“What in the world could they be talking about?” my wife said to her coworker Svetlana, as her husband Yuri and I chatted intensely at their company Christmas party.
“Where are you from?” I asked Yuri, noticing his accent.
“Ukraine,” he said, then quickly followed with a dismissive, “Russia.”
“Russia or Ukraine?” I asked.
“You know Ukraine?” he asked.
“Well, I haven’t been there, but I know where it is,” I said.
A few more such questions indicated to me I was being “qualified” by Yuri before he’d invest in a conversation. So, after making it clear that I’d heard of the Soviet Union, and (this blew his mind) read Aleksandr Solzhenitsyn’s “The Gulag Archipelago,” we became fast friends. That book came up after I’d asked Yuri what his father did during the war.
“He spent 10 years in a prison camp doing hard labor,” he said. “That’s what he did.”
“What did they charge him with?” I asked.
“Nothing really — it didn’t matter in those days,” he said.
“Yeah. I remember that from the book — Solzhenitsyn said 10-year sentences were given out like candy.”
From there, we went on to talk about how Yuri had come to this country after the dissolution of the Soviet Union in 1991, how he’d had a master’s degree in engineering but could only get the most menial of jobs, and how he’d essentially re-built his life and career.
Later that evening, my wife introduced me to Hasan, the husband of her co-worker Sally. For whatever reason, our conversation went straight to football, specifically how my sons were playing and how he hoped to have his son playing if he could just get Sally onboard.
From there, we moved on to chatting about our lines of work. Hasan is a lawyer with his own firm. Interestingly, after college, he wound up taking the LSATs on a bet (he wagered a friend that he’d do better on the test without taking a prep course than his friend would do with taking one). After doing well on the test, Hasan figured he might as well give law school a shot, but was unsure he wanted to actually be a lawyer. So as not to get his parents’ hopes up, he didn’t even tell them he was going to law school until he started year three.
Hasan started his practice solo, only recently taking on a partner when it made sense; when he found someone compatible who was bringing something to the table. Most interesting was how he dealt with downturns in business, especially during the post-economic crisis which began when the housing market crashed in 2008.
“All the business we had been doing dried up, but do you know what kind of legal work people needed? Bankruptcies. Did I know a thing about them?
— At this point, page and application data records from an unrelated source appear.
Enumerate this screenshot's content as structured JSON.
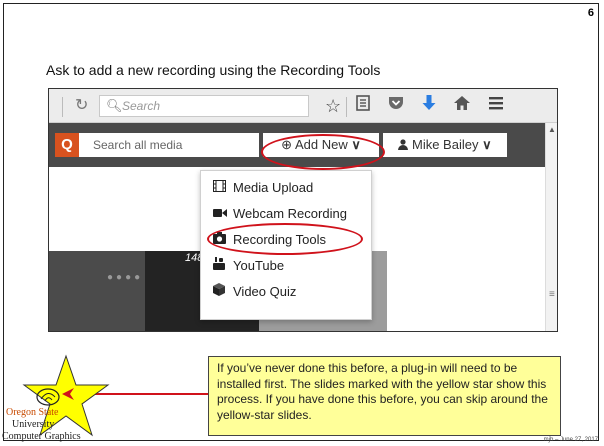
{
  "slide": {
    "number": "6",
    "heading": "Ask to add a new recording using the Recording Tools",
    "footer": "mjb – June 27, 2017"
  },
  "browser": {
    "search_placeholder": "Search",
    "icons": [
      "reload-icon",
      "search-icon",
      "star-icon",
      "reading-list-icon",
      "pocket-icon",
      "download-icon",
      "home-icon",
      "menu-icon"
    ]
  },
  "app": {
    "search_placeholder": "Search all media",
    "add_new_label": "Add New",
    "user_label": "Mike Bailey",
    "video_count": "148"
  },
  "menu": {
    "items": [
      {
        "label": "Media Upload",
        "icon": "film-icon"
      },
      {
        "label": "Webcam Recording",
        "icon": "video-camera-icon"
      },
      {
        "label": "Recording Tools",
        "icon": "camera-icon"
      },
      {
        "label": "YouTube",
        "icon": "youtube-icon"
      },
      {
        "label": "Video Quiz",
        "icon": "cube-icon"
      }
    ]
  },
  "callout": {
    "text": "If you’ve never done this before, a plug-in will need to be installed first.  The slides marked with the yellow star show this process.  If you have done this before, you can skip around the yellow-star slides."
  },
  "logo": {
    "line1": "Oregon State",
    "line2": "University",
    "line3": "Computer Graphics"
  },
  "colors": {
    "highlight_ring": "#d0121b",
    "callout_bg": "#ffff99",
    "star_fill": "#ffff00",
    "app_bar": "#4a4a4a",
    "search_accent": "#d8521f"
  }
}
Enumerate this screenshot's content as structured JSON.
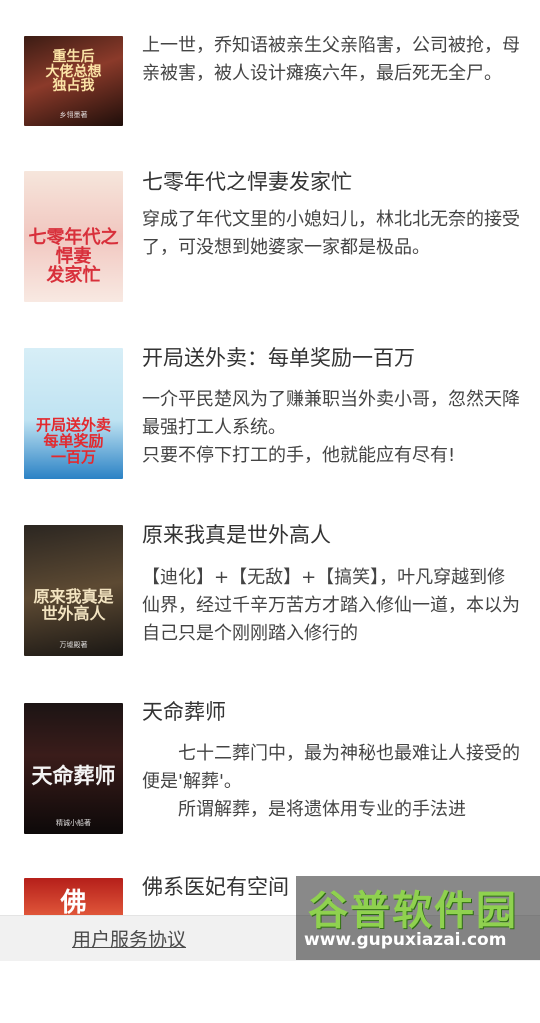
{
  "books": [
    {
      "title": "",
      "description": "上一世，乔知语被亲生父亲陷害，公司被抢，母亲被害，被人设计瘫痪六年，最后死无全尸。",
      "cover_text": "重生后\n大佬总想\n独占我",
      "cover_author": "乡翎墨著"
    },
    {
      "title": "七零年代之悍妻发家忙",
      "description": "穿成了年代文里的小媳妇儿，林北北无奈的接受了，可没想到她婆家一家都是极品。",
      "cover_text": "七零年代之\n悍妻\n发家忙",
      "cover_author": ""
    },
    {
      "title": "开局送外卖：每单奖励一百万",
      "description": "一介平民楚风为了赚兼职当外卖小哥，忽然天降最强打工人系统。\n只要不停下打工的手，他就能应有尽有!",
      "cover_text": "开局送外卖\n每单奖励\n一百万",
      "cover_author": ""
    },
    {
      "title": "原来我真是世外高人",
      "description": "【迪化】+【无敌】+【搞笑】，叶凡穿越到修仙界，经过千辛万苦方才踏入修仙一道，本以为自己只是个刚刚踏入修行的",
      "cover_text": "原来我真是\n世外高人",
      "cover_author": "万墟殿著"
    },
    {
      "title": "天命葬师",
      "description": "　　七十二葬门中，最为神秘也最难让人接受的便是'解葬'。\n　　所谓解葬，是将遗体用专业的手法进",
      "cover_text": "天命葬师",
      "cover_author": "精诚小船著"
    },
    {
      "title": "佛系医妃有空间",
      "description": "",
      "cover_text": "佛",
      "cover_author": ""
    }
  ],
  "footer": {
    "link_label": "用户服务协议"
  },
  "watermark": {
    "name": "谷普软件园",
    "url": "www.gupuxiazai.com"
  }
}
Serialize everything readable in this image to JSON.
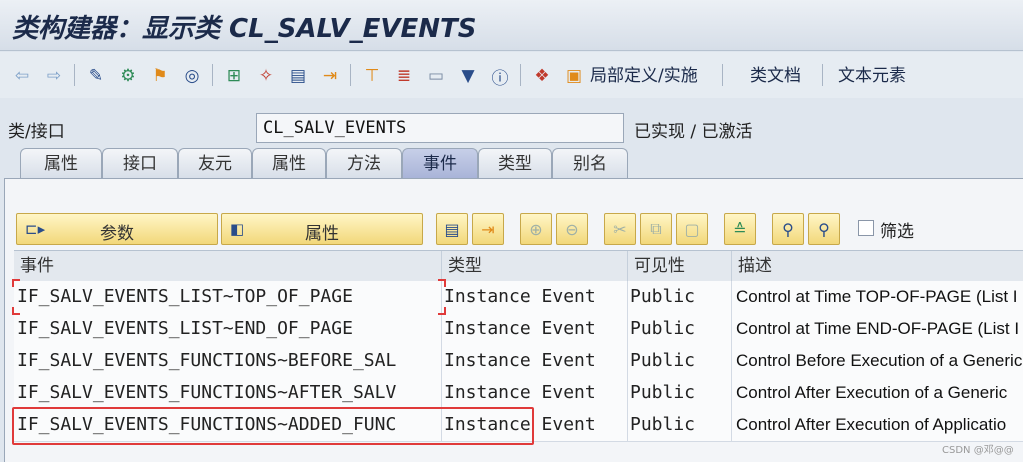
{
  "window": {
    "title": "类构建器：显示类 CL_SALV_EVENTS"
  },
  "toolbar": {
    "icons": [
      "back-arrow-icon",
      "forward-arrow-icon",
      "edit-pencil-icon",
      "object-tree-icon",
      "activate-icon",
      "where-used-icon",
      "display-object-list-icon",
      "pretty-print-icon",
      "test-icon",
      "hierarchy-icon",
      "navigate-icon",
      "local-types-icon",
      "filter-icon",
      "info-icon",
      "object-icon"
    ],
    "local_def_label": "局部定义/实施",
    "class_doc_label": "类文档",
    "text_elements_label": "文本元素"
  },
  "header": {
    "class_label": "类/接口",
    "class_value": "CL_SALV_EVENTS",
    "status": "已实现 / 已激活"
  },
  "tabs": [
    {
      "label": "属性"
    },
    {
      "label": "接口"
    },
    {
      "label": "友元"
    },
    {
      "label": "属性"
    },
    {
      "label": "方法"
    },
    {
      "label": "事件"
    },
    {
      "label": "类型"
    },
    {
      "label": "别名"
    }
  ],
  "buttons": {
    "params_label": "参数",
    "attrs_label": "属性",
    "filter_label": "筛选"
  },
  "grid": {
    "columns": [
      "事件",
      "类型",
      "可见性",
      "描述"
    ],
    "rows": [
      {
        "event": "IF_SALV_EVENTS_LIST~TOP_OF_PAGE",
        "type": "Instance Event",
        "visibility": "Public",
        "desc": "Control at Time TOP-OF-PAGE (List I"
      },
      {
        "event": "IF_SALV_EVENTS_LIST~END_OF_PAGE",
        "type": "Instance Event",
        "visibility": "Public",
        "desc": "Control at Time END-OF-PAGE (List I"
      },
      {
        "event": "IF_SALV_EVENTS_FUNCTIONS~BEFORE_SAL",
        "type": "Instance Event",
        "visibility": "Public",
        "desc": "Control Before Execution of a Generic"
      },
      {
        "event": "IF_SALV_EVENTS_FUNCTIONS~AFTER_SALV",
        "type": "Instance Event",
        "visibility": "Public",
        "desc": "Control After Execution of a Generic"
      },
      {
        "event": "IF_SALV_EVENTS_FUNCTIONS~ADDED_FUNC",
        "type": "Instance Event",
        "visibility": "Public",
        "desc": "Control After Execution of Applicatio"
      }
    ]
  },
  "watermark": "CSDN @邓@@",
  "colors": {
    "highlight": "#e03a3a",
    "active_tab": "#a9b4d8",
    "button": "#f2d87a"
  }
}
No. But I took some night classes, added bankruptcy services to the web site and struggled my way through — it saved the firm,” he said.
“I totally get that,” I said, reflecting on our eight years in business. “When times get tough, you’ve got to rely on your brain and source ideas from your team. If you just keep doing what you’ve been doing, you won’t be doing it for long.”
And that surely is a fact. The discussion with Hasan helped me clarify my thoughts on how organizations can evolve to survive. When things are not going well and something must change, there are two main options: you can either look at the market and ask, “What is needed now that we may be able to provide if we learn some new skills, if we go outside our comfort zone a bit?” or “What could be a natural outgrowth of what we do today? What could we fairly easily provide with our existing knowledge base, skill set and tools?” Of course, going with the latter might mean nobody wants your new offering, while going with the former includes the risks of not being able to learn the new skill, of not being able to deliver.
For example, though Hasan realized bankruptcy work was needed, jumping into that unexplored part of the law involved the risk that it might be too complex to learn in whatever time he had. But luckily for him, he made it work.
In your work and in your organizations, look to explore both these avenues of growth and innovation. When I think back to the product development we’ve done over the years, it’s usually followed one of these two courses.
After finishing my conversations with Yuri and Hasan, I marveled at how those enlightening chats covered only two of the, perhaps, 30 or 40 people who had been to the event. I’d gotten some good takeaways from each conversation, I’d learned some things.
While 2017’s holiday party circuit has run its course, 2018 will offer plenty of opportunities — at conferences, work parties and personal engagements — to get to know new folks, pick their brains and hear of their experiences. I’ve said it before and I’ll say it again — people are fascinating. Don’t believe me? Just ask.